As Holocaust survivors and their relatives gather on Tuesday to mark the 70th anniversary of the liberation of Auschwitz, it's worth remembering again one man who did his best - risking personal safety, fortune and fate - to stem the horrors of the ghetto and gas chambers in Krakow and Auschwitz respectively.
It has been 22 years now since Steven Spielberg brought 'Schindler's List' to the screen, and the ‘children’s director’ proved that, not only was he very grown up, but could be trusted with the legacy of one of the world’s greatest human tragedies, as well as some singular heroism.
Nowadays, the city of Krakow, in the south of Poland, where the actual events took place, has, according to one local, been transformed more in the 20 years since Spielberg filmed there, than in the previous half-century since the actual events took place.
It is a smart, thriving East European city, where you have to know where to look to be reminded of what has gone on before - the removal of the city’s Jewish population, first to the walled ghetto, and from there to the camps.
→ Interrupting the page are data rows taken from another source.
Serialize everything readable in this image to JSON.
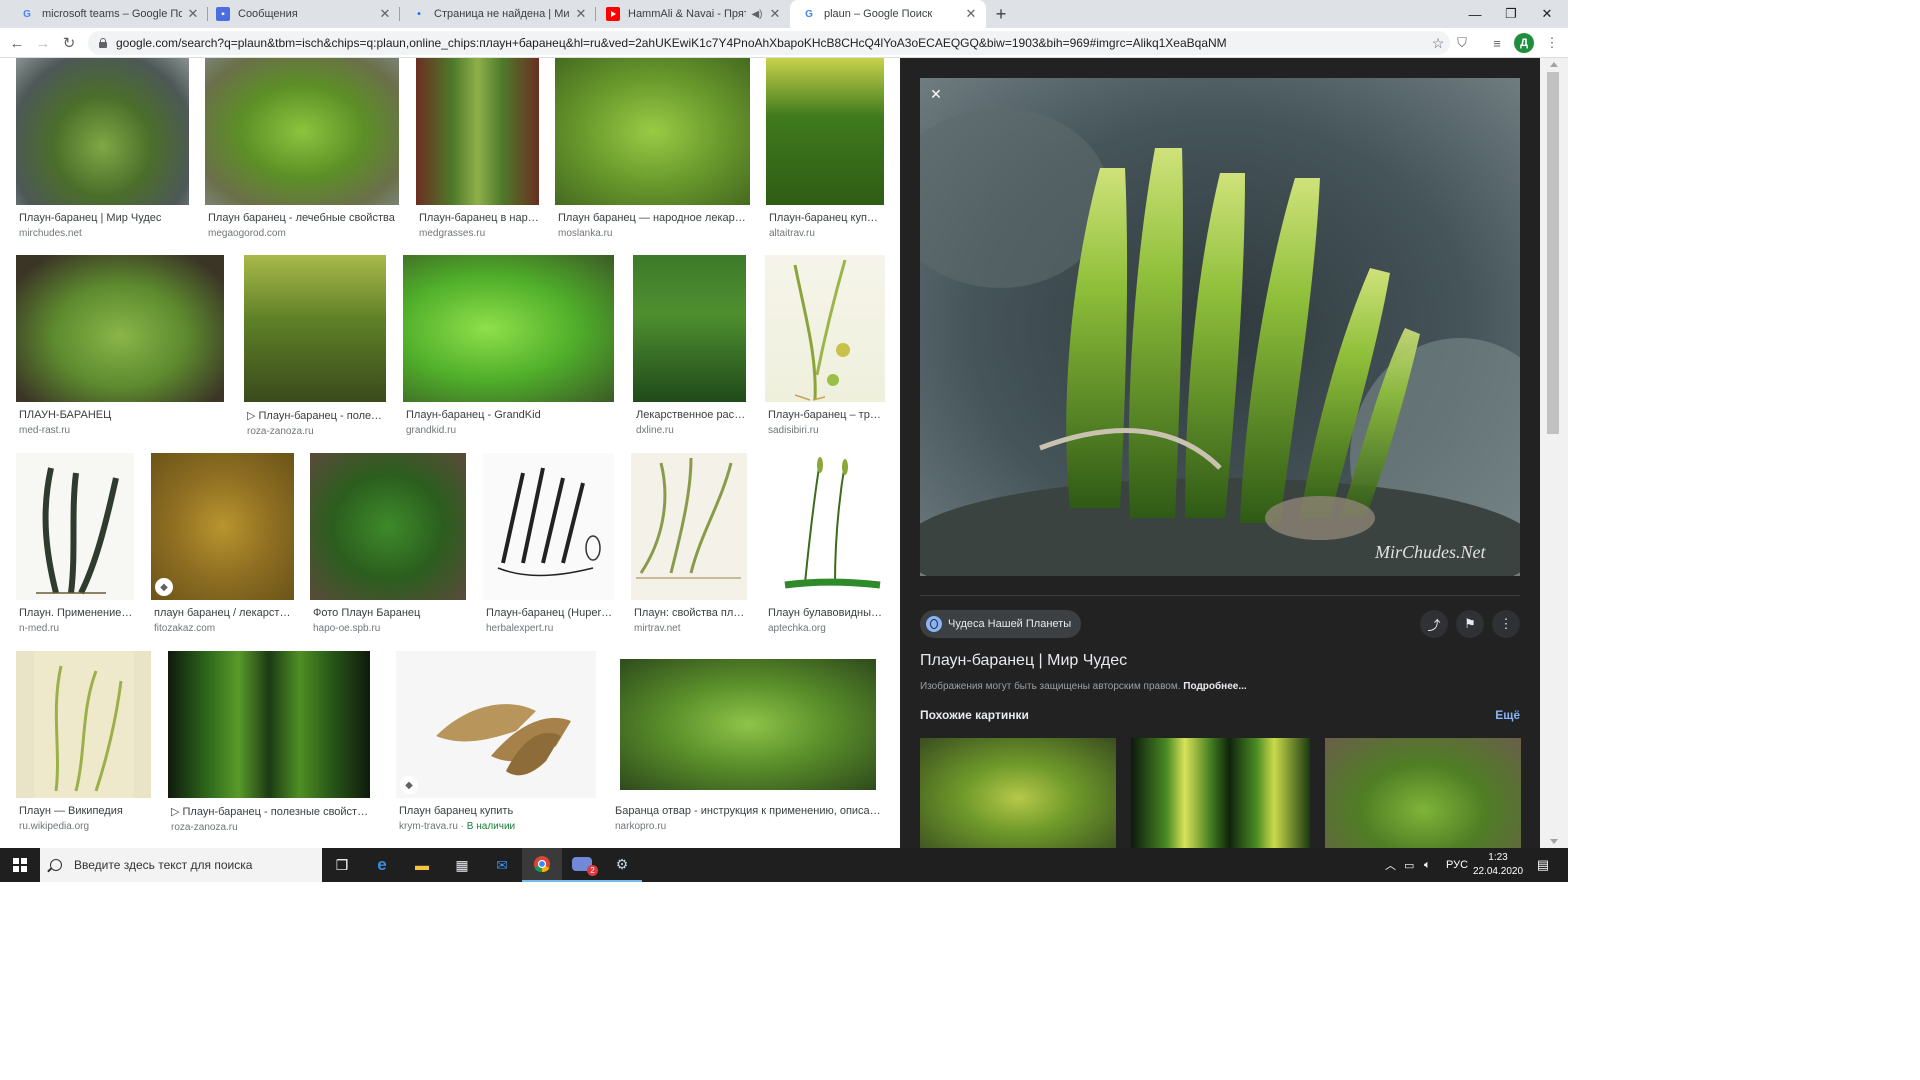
{
  "browser": {
    "tabs": [
      {
        "title": "microsoft teams – Google Поиск",
        "icon": "google-icon"
      },
      {
        "title": "Сообщения",
        "icon": "messages-icon"
      },
      {
        "title": "Страница не найдена | Мир Чудес",
        "icon": "loading-icon"
      },
      {
        "title": "HammAli & Navai - Прятки (",
        "icon": "youtube-icon",
        "audio": "speaker-icon"
      },
      {
        "title": "plaun – Google Поиск",
        "icon": "google-icon",
        "active": true
      }
    ],
    "url": "google.com/search?q=plaun&tbm=isch&chips=q:plaun,online_chips:плаун+баранец&hl=ru&ved=2ahUKEwiK1c7Y4PnoAhXbapoKHcB8CHcQ4lYoA3oECAEQGQ&biw=1903&bih=969#imgrc=Alikq1XeaBqaNM",
    "profile_initial": "Д"
  },
  "results": [
    {
      "title": "Плаун-баранец | Мир Чудес",
      "site": "mirchudes.net"
    },
    {
      "title": "Плаун баранец - лечебные свойства",
      "site": "megaogorod.com"
    },
    {
      "title": "Плаун-баранец в наро...",
      "site": "medgrasses.ru"
    },
    {
      "title": "Плаун баранец — народное лекарств...",
      "site": "moslanka.ru"
    },
    {
      "title": "Плаун-баранец купит...",
      "site": "altaitrav.ru"
    },
    {
      "title": "ПЛАУН-БАРАНЕЦ",
      "site": "med-rast.ru"
    },
    {
      "title": "▷ Плаун-баранец - полезн...",
      "site": "roza-zanoza.ru"
    },
    {
      "title": "Плаун-баранец - GrandKid",
      "site": "grandkid.ru"
    },
    {
      "title": "Лекарственное расте...",
      "site": "dxline.ru"
    },
    {
      "title": "Плаун-баранец – трав...",
      "site": "sadisibiri.ru"
    },
    {
      "title": "Плаун. Применение п...",
      "site": "n-med.ru"
    },
    {
      "title": "плаун баранец / лекарстве...",
      "site": "fitozakaz.com"
    },
    {
      "title": "Фото Плаун Баранец",
      "site": "hapo-oe.spb.ru"
    },
    {
      "title": "Плаун-баранец (Huperzia...",
      "site": "herbalexpert.ru"
    },
    {
      "title": "Плаун: свойства плау...",
      "site": "mirtrav.net"
    },
    {
      "title": "Плаун булавовидный ...",
      "site": "aptechka.org"
    },
    {
      "title": "Плаун — Википедия",
      "site": "ru.wikipedia.org"
    },
    {
      "title": "▷ Плаун-баранец - полезные свойства, о...",
      "site": "roza-zanoza.ru"
    },
    {
      "title": "Плаун баранец купить",
      "site": "krym-trava.ru",
      "stock": "В наличии"
    },
    {
      "title": "Баранца отвар - инструкция к применению, описание ...",
      "site": "narkopro.ru"
    }
  ],
  "preview": {
    "source_chip": "Чудеса Нашей Планеты",
    "title": "Плаун-баранец | Мир Чудес",
    "copyright": "Изображения могут быть защищены авторским правом.",
    "more_link": "Подробнее...",
    "similar_heading": "Похожие картинки",
    "more_button": "Ещё",
    "watermark": "MirChudes.Net"
  },
  "taskbar": {
    "search_placeholder": "Введите здесь текст для поиска",
    "language": "РУС",
    "time": "1:23",
    "date": "22.04.2020",
    "notification_count": "2"
  }
}
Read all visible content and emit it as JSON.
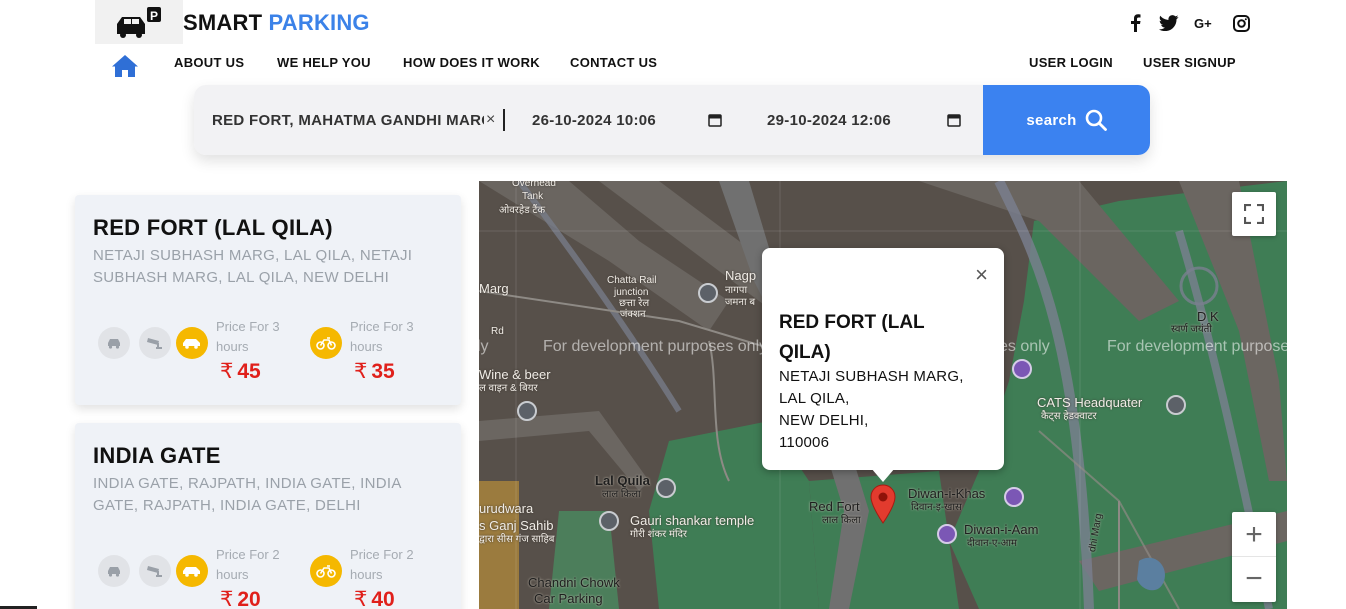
{
  "brand": {
    "part1": "SMART",
    "part2": "PARKING",
    "logo": "car-parking-logo-icon"
  },
  "social": [
    "facebook-icon",
    "twitter-icon",
    "google-plus-icon",
    "instagram-icon"
  ],
  "nav": {
    "home": "home-icon",
    "links": [
      "ABOUT US",
      "WE HELP YOU",
      "HOW DOES IT WORK",
      "CONTACT US"
    ],
    "user_login": "USER LOGIN",
    "user_signup": "USER SIGNUP"
  },
  "search": {
    "location": "RED FORT, MAHATMA GANDHI MARG",
    "clear": "×",
    "start": "26-10-2024 10:06",
    "end": "29-10-2024 12:06",
    "button": "search"
  },
  "cards": [
    {
      "title": "RED FORT (LAL QILA)",
      "address": "NETAJI SUBHASH MARG, LAL QILA, NETAJI SUBHASH MARG, LAL QILA, NEW DELHI",
      "car_label": "Price For 3 hours",
      "car_price": "45",
      "bike_label": "Price For 3 hours",
      "bike_price": "35"
    },
    {
      "title": "INDIA GATE",
      "address": "INDIA GATE, RAJPATH, INDIA GATE, INDIA GATE, RAJPATH, INDIA GATE, DELHI",
      "car_label": "Price For 2 hours",
      "car_price": "20",
      "bike_label": "Price For 2 hours",
      "bike_price": "40"
    }
  ],
  "currency": "₹",
  "map": {
    "dev_text": "For development purposes only",
    "labels": {
      "overhead": "Overhead",
      "tank": "Tank",
      "tank_hi": "ओवरहेड टैंक",
      "marg": "Marg",
      "rd": "Rd",
      "chatta": "Chatta Rail",
      "junction": "junction",
      "chatta_hi": "छत्ता रेल",
      "junction_hi": "जंक्शन",
      "nagp": "Nagp",
      "nagp_hi": "नागपा",
      "jamna_hi": "जमना ब",
      "wine": "Wine & beer",
      "wine_hi": "ल वाइन & बियर",
      "lal_qila": "Lal Quila",
      "lal_qila_hi": "लाल किला",
      "red_fort": "Red Fort",
      "red_fort_hi": "लाल किला",
      "diwan_khas": "Diwan-i-Khas",
      "diwan_khas_hi": "दिवान-इ-खास",
      "diwan_aam": "Diwan-i-Aam",
      "diwan_aam_hi": "दीवान-ए-आम",
      "gauri": "Gauri shankar temple",
      "gauri_hi": "गौरी शंकर मंदिर",
      "gurudwara": "urudwara",
      "sis_ganj": "s Ganj Sahib",
      "sis_ganj_hi": "द्वारा सीस गंज साहिब",
      "chandni": "Chandni Chowk",
      "car_parking": "Car Parking",
      "cats": "CATS Headquater",
      "cats_hi": "कैट्स हेडक्वाटर",
      "dk": "D K",
      "dk_hi": "स्वर्ण जयंती",
      "dhi_marg": "dhi Marg",
      "ly": "ly"
    },
    "popup": {
      "title": "RED FORT (LAL QILA)",
      "lines": [
        "NETAJI SUBHASH MARG,",
        "LAL QILA,",
        "NEW DELHI,",
        "110006"
      ],
      "close": "×"
    },
    "controls": {
      "zoom_in": "+",
      "zoom_out": "−"
    }
  }
}
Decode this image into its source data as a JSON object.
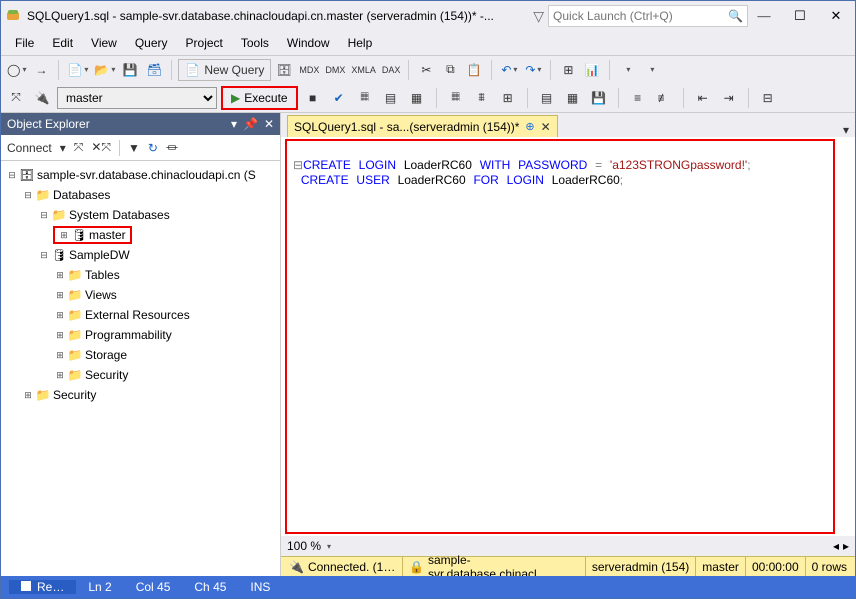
{
  "title": "SQLQuery1.sql - sample-svr.database.chinacloudapi.cn.master (serveradmin (154))* -...",
  "quick_launch_placeholder": "Quick Launch (Ctrl+Q)",
  "menus": {
    "file": "File",
    "edit": "Edit",
    "view": "View",
    "query": "Query",
    "project": "Project",
    "tools": "Tools",
    "window": "Window",
    "help": "Help"
  },
  "new_query": "New Query",
  "db_selected": "master",
  "execute_label": "Execute",
  "explorer_title": "Object Explorer",
  "connect_label": "Connect",
  "tree": {
    "server": "sample-svr.database.chinacloudapi.cn (S",
    "databases": "Databases",
    "sysdb": "System Databases",
    "master": "master",
    "sampledw": "SampleDW",
    "tables": "Tables",
    "views": "Views",
    "extres": "External Resources",
    "prog": "Programmability",
    "storage": "Storage",
    "security": "Security",
    "security2": "Security"
  },
  "tab_label": "SQLQuery1.sql - sa...(serveradmin (154))*",
  "code": {
    "l1a": "CREATE",
    "l1b": "LOGIN",
    "l1c": "LoaderRC60",
    "l1d": "WITH",
    "l1e": "PASSWORD",
    "l1f": "=",
    "l1g": "'a123STRONGpassword!'",
    "l1h": ";",
    "l2a": "CREATE",
    "l2b": "USER",
    "l2c": "LoaderRC60",
    "l2d": "FOR",
    "l2e": "LOGIN",
    "l2f": "LoaderRC60",
    "l2g": ";"
  },
  "zoom": "100 %",
  "status": {
    "connected": "Connected. (1…",
    "server": "sample-svr.database.chinacl…",
    "user": "serveradmin (154)",
    "db": "master",
    "time": "00:00:00",
    "rows": "0 rows"
  },
  "bottom": {
    "ready": "Re…",
    "ln": "Ln 2",
    "col": "Col 45",
    "ch": "Ch 45",
    "ins": "INS"
  }
}
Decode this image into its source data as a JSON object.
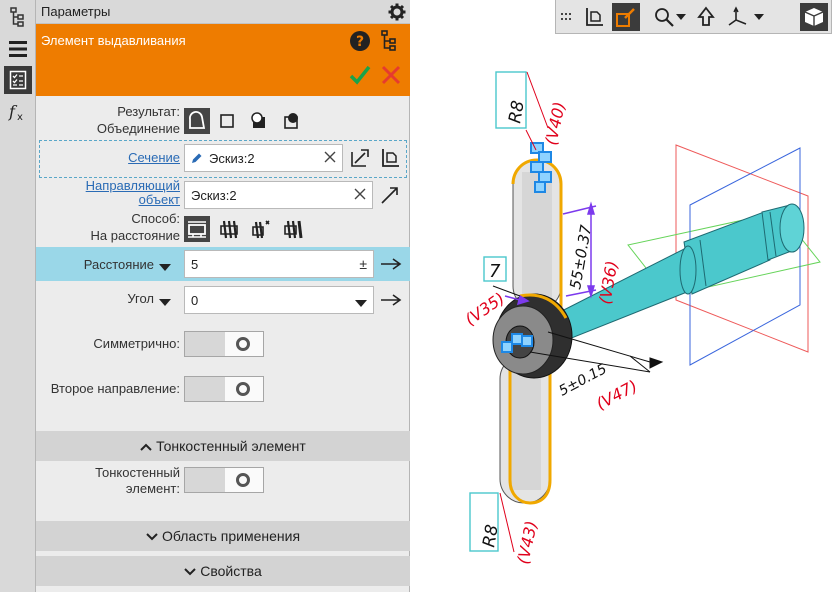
{
  "panel": {
    "title": "Параметры"
  },
  "operation": {
    "title": "Элемент выдавливания"
  },
  "result": {
    "label": "Результат:",
    "value": "Объединение"
  },
  "section_row": {
    "label": "Сечение",
    "value": "Эскиз:2"
  },
  "guide_row": {
    "label_line1": "Направляющий",
    "label_line2": "объект",
    "value": "Эскиз:2"
  },
  "method": {
    "label": "Способ:",
    "value": "На расстояние"
  },
  "distance": {
    "label": "Расстояние",
    "value": "5",
    "pm": "±"
  },
  "angle": {
    "label": "Угол",
    "value": "0"
  },
  "symmetric": {
    "label": "Симметрично:"
  },
  "second_direction": {
    "label": "Второе направление:"
  },
  "thin_section": {
    "title": "Тонкостенный элемент",
    "label_line1": "Тонкостенный",
    "label_line2": "элемент:"
  },
  "scope_section": {
    "title": "Область применения"
  },
  "props_section": {
    "title": "Свойства"
  },
  "model": {
    "dim_r8_top": "R8",
    "dim_v40": "(V40)",
    "dim_v36": "(V36)",
    "dim_v35": "(V35)",
    "dim_v47": "(V47)",
    "dim_v43": "(V43)",
    "dim_r8_bottom": "R8",
    "dim_7": "7",
    "dim_tol1": "55±0.37",
    "dim_tol2": "5±0.15"
  },
  "colors": {
    "accent": "#ee7c00",
    "highlight": "#9ad7e8",
    "link": "#2a6bb5",
    "dimension": "#e0001b",
    "part": "#4bc8cc"
  }
}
You can visit the factory of Oskar Schindler (played in the film by Liam Neeson), where this effervescent, hedonistic businessman employed 1,100 Jews, and kept them from the gas chambers of Auschwitz. A trip to the Lasota hill at the side of the town reveals the view of the ghetto taken in by Schindler, out with his girlfriend for a horse-ride in the film, as the full horror of the Jews’ treatment was revealed to him, and his conscience was stirred.
A little way out of town is the villa of Amon Goeth, the capricious Nazi commander played so uncannily by Ralph Fiennes in the film. Although a visit here proves that, technically, he would have been unable to take pot shots at camp prisoners as shown in the film (the balcony of his house was too low from the open ground of the camp), it is still chilling to see where he held court, and partied with the likes of other Nazis and businessmen like Schindler. The house is currently for sale.
Most movingly, you can visit what’s left of the ghetto and pause for thought at the memorial placed there in 2005. 33 steel and iron cast chairs stand in what was once the market square. More chairs have been placed at local bus and tram stops, to remind passers-by that anyone can be a victim. The empty chairs denote ‘absence’. It is extremely effective, simple and sad, but sits harmoniously with the Krakow of today.
Any idea that this city has fully escaped its history, however, is rendered in sharp relief by a visit to the camps of Auschwitz, and its neighbour Birkenau. The contrast between the beautiful sunlit day and the history being recounted by the knowledgeable guide is all too marked. There has been much academic study done on how we become less compassionate when faced with tragedy on a large scale (why, for example, a genocide far away can somehow have less impact on us than the tragedy of one missing child), but it remains impossible not to be moved by the huge piles of shoes, spectacles, even hair, when each lace, frame and strand have their own story. It was estimated at the Nuremberg trials that approximately three million people died here, although more recent calculations have put the figure somewhere between a million and a million and a half.
It feels self-indulgent to be too upset - the only thing to do is to mark, and remember. And the guide guards, too, against painting history here in colours of only black and white. "There were many heroes, and villains, but also people who were both, and made different decisions every day of the week," he explains. "Lives were lived here, for years, with all the complications that they would normally bring."
"Spielberg made it acceptable to bring these things out into the open"
Back in Krakow, and the rare opportunity to meet one of Schindler's actual list - Niusia Horowitz. An elderly lady of beauty and spirit, she remembers little of Oskar Schindler himself, whom she encountered as a child, and her life was complicated by the fact she told no one, not even her family, about her extraordinary background, until Spielberg came along.
"He made it acceptable to bring these things out into the open," she explains over dinner in one of Krakow’s liveliest restaurants, where the cast and crew of ‘Schindler’s List’ often dined together. But it is clear, too, that Niusia is not consumed by the past, talking about her makeup, her hair, her life in America. She lives in the present, which is the biggest victory anyone with her history can claim. There are an estimated 7,000 descendants of the names on Schindler’s List living in the world today.
And Niusia was delighted when Spielberg turned up. "I sat on his knee," she confides, with the grin of a teenager. Another era, another hero.
Schindler’s List 20th Anniversary Edition is available on Blu-ray and DVD from Universal Pictures. Some stunning stills below see Spielberg, Neeson, Fiennes and the rest of the cast and crew in action, 22 years ago...